- Cruelty, Texas Family Code § 6.002 — The court may grant a divorce in favor of one spouse if the other spouse is guilty of cruel treatment toward the complaining spouse of a nature that renders further living together insupportable;
- Adultery, Texas Family Code § 6.003 — The court may grant a divorce in favor of one spouse if the other spouse has committed adultery;
- Felony Conviction, Texas Family Code § 6.004 — The court may grant a divorce in favor of one spouse if during the marriage the other spouse has been convicted of a felony, has been imprisoned for at least one year in the Texas Department of Criminal Justice, a federal penitentiary, or the penitentiary of another state, and has not been pardoned; and
- Abandonment, Texas Family Code § 6.005 — The court may grant a divorce in favor of one spouse if the other spouse left the complaining spouse with the intention of abandonment and remained away for at least one year.
The three non-fault grounds for divorce listed under the Texas Family Code include:
- Insupportability, Texas Family Code § 6.001 — On the petition of either party to a marriage, the court may grant a divorce without regard to fault if the marriage has become insupportable because of discord or conflict of personalities that destroys the legitimate ends of the marital relationship and prevents any reasonable expectation of reconciliation;
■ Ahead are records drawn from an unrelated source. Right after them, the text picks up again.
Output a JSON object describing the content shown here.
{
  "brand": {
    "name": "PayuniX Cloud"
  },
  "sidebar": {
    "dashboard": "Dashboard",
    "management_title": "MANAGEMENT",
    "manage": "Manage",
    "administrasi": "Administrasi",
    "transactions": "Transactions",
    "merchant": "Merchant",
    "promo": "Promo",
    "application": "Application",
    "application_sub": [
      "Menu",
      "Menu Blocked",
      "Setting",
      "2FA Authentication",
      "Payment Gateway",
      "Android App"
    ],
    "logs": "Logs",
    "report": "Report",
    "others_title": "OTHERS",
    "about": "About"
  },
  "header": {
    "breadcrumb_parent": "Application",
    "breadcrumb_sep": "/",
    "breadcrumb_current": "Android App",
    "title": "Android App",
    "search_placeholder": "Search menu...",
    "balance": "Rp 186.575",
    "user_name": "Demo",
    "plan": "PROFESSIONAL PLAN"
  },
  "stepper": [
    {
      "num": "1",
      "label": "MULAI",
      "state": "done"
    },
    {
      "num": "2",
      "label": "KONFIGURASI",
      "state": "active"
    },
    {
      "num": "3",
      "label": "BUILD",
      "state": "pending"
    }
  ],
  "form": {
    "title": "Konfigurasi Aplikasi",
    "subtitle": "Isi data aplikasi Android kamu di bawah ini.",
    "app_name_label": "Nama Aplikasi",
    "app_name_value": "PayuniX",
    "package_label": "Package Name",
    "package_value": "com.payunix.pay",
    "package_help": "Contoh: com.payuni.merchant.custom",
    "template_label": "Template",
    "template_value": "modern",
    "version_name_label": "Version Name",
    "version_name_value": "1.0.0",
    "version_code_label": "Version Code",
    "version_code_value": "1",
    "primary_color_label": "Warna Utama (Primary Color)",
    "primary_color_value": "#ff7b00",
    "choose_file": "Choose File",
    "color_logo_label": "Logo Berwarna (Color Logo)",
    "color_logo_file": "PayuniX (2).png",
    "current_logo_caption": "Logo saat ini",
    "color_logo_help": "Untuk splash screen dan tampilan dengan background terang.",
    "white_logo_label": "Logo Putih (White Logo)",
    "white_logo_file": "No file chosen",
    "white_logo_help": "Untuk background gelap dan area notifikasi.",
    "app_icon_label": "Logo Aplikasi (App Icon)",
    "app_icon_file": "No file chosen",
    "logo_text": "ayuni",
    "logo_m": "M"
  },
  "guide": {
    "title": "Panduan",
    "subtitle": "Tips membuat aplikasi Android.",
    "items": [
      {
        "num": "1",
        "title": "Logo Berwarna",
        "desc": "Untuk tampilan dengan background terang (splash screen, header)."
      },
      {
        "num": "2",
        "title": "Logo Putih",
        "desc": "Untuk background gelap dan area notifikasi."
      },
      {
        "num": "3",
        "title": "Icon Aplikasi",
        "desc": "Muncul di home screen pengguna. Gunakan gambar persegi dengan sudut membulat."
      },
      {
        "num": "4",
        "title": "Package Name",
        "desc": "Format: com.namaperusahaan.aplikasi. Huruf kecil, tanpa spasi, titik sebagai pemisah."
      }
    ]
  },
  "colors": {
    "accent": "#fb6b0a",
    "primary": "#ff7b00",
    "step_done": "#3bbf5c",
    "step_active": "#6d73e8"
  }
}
- Living Apart, Texas Family Code § 6.006 — The court may grant a divorce in favor of either spouse if the spouses have lived apart without cohabitation for at least three years; and
- Confinement in Mental Hospital, Texas Family Code § 6.007 — The court may grant a divorce in favor of one spouse if at the time the suit is filed:
- the other spouse has been confined in a state mental hospital or private mental hospital in this state or another state for at least three years; and
- it appears that the hospitalized spouse’s mental disorder is of such a degree and nature that adjustment is unlikely or that, if adjustment occurs, a relapse is probable.
Common Contested Divorce Issues in Harris County
Many divorces become contested because the spouses disagree over one or more issues relating to their separation. Some of the most commonly disputed areas in a divorce may include:
- Characterization of property as separate or community
- Claims that the marital estate should be reimbursed by one spouse’s separate estate
- Prenuptial Agreements
- Postnuptial Agreements
- Child Support
- Child Custody
Texas Contested Divorce Resources
Divorce | State Bar of Texas — The State Bar of Texas is the second largest state bar association in terms of active attorney members in the United States. Visit this section of the Texas State Bar website to find various divorce literature. You can access divorce guides for children, teenagers, and divorcing parents.
Texas Family Code — View the full text of all statutes under the Texas Family Code. Title 1 concerns marriage relationships, and Subtitle C applies to dissolution of marriage actions. Chapters covered under this subtitle include suit for dissolution of marriage, award of marital property, and post-decree proceedings.
Find a Contested Divorce Attorney in Houston, TX
If you are filing for a contested divorce in Southeast Texas, it is in your best interest to quickly seek legal representation. [firm] helps individuals in Houston any many surrounding communities in Fort Bend County, Galveston County, Harris County, and Brazoria County.
Michael Sydow is an experienced family law attorney in Houston. He can review your case and discuss all of your legal options as soon as you call [phone] or fill out an online contact form to schedule a free initial consultation.